DATA SHOWN:
========

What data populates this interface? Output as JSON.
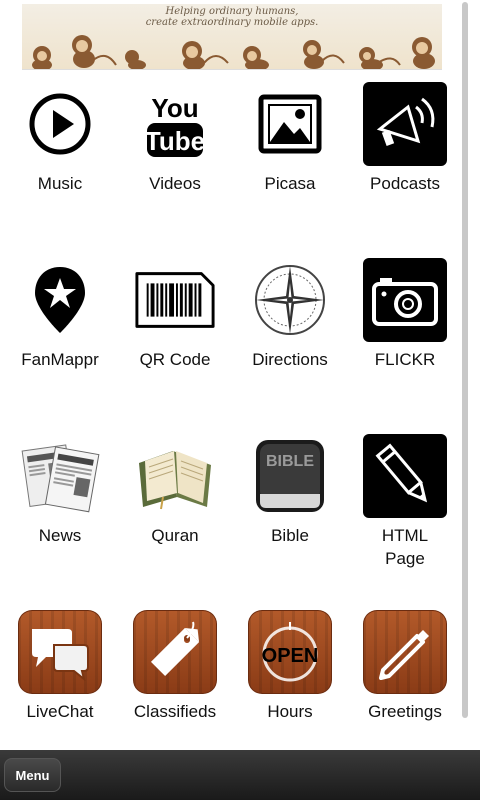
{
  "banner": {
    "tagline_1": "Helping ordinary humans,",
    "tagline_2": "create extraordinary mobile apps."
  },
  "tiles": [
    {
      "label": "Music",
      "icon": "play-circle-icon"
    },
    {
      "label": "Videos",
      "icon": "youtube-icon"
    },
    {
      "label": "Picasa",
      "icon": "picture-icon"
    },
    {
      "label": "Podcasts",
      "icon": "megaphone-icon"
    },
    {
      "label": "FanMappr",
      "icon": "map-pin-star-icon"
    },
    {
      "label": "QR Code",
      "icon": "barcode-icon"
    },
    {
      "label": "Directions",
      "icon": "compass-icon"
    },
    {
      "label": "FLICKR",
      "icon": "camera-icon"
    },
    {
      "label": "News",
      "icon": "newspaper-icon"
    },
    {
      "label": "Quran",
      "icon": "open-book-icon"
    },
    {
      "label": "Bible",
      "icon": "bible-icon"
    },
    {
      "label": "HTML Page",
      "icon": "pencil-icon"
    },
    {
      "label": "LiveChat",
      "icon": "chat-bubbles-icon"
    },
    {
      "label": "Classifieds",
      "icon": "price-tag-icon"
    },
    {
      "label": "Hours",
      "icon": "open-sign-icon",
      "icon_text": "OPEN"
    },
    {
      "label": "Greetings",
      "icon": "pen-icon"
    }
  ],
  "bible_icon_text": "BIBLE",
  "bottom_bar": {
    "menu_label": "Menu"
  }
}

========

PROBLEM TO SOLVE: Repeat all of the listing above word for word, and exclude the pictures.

RESULT OF THIS EXERCISE:
What data populates this interface? Output as JSON.
{
  "banner": {
    "tagline_1": "Helping ordinary humans,",
    "tagline_2": "create extraordinary mobile apps."
  },
  "tiles": [
    {
      "label": "Music",
      "icon": "play-circle-icon"
    },
    {
      "label": "Videos",
      "icon": "youtube-icon"
    },
    {
      "label": "Picasa",
      "icon": "picture-icon"
    },
    {
      "label": "Podcasts",
      "icon": "megaphone-icon"
    },
    {
      "label": "FanMappr",
      "icon": "map-pin-star-icon"
    },
    {
      "label": "QR Code",
      "icon": "barcode-icon"
    },
    {
      "label": "Directions",
      "icon": "compass-icon"
    },
    {
      "label": "FLICKR",
      "icon": "camera-icon"
    },
    {
      "label": "News",
      "icon": "newspaper-icon"
    },
    {
      "label": "Quran",
      "icon": "open-book-icon"
    },
    {
      "label": "Bible",
      "icon": "bible-icon"
    },
    {
      "label": "HTML Page",
      "icon": "pencil-icon"
    },
    {
      "label": "LiveChat",
      "icon": "chat-bubbles-icon"
    },
    {
      "label": "Classifieds",
      "icon": "price-tag-icon"
    },
    {
      "label": "Hours",
      "icon": "open-sign-icon",
      "icon_text": "OPEN"
    },
    {
      "label": "Greetings",
      "icon": "pen-icon"
    }
  ],
  "bible_icon_text": "BIBLE",
  "bottom_bar": {
    "menu_label": "Menu"
  }
}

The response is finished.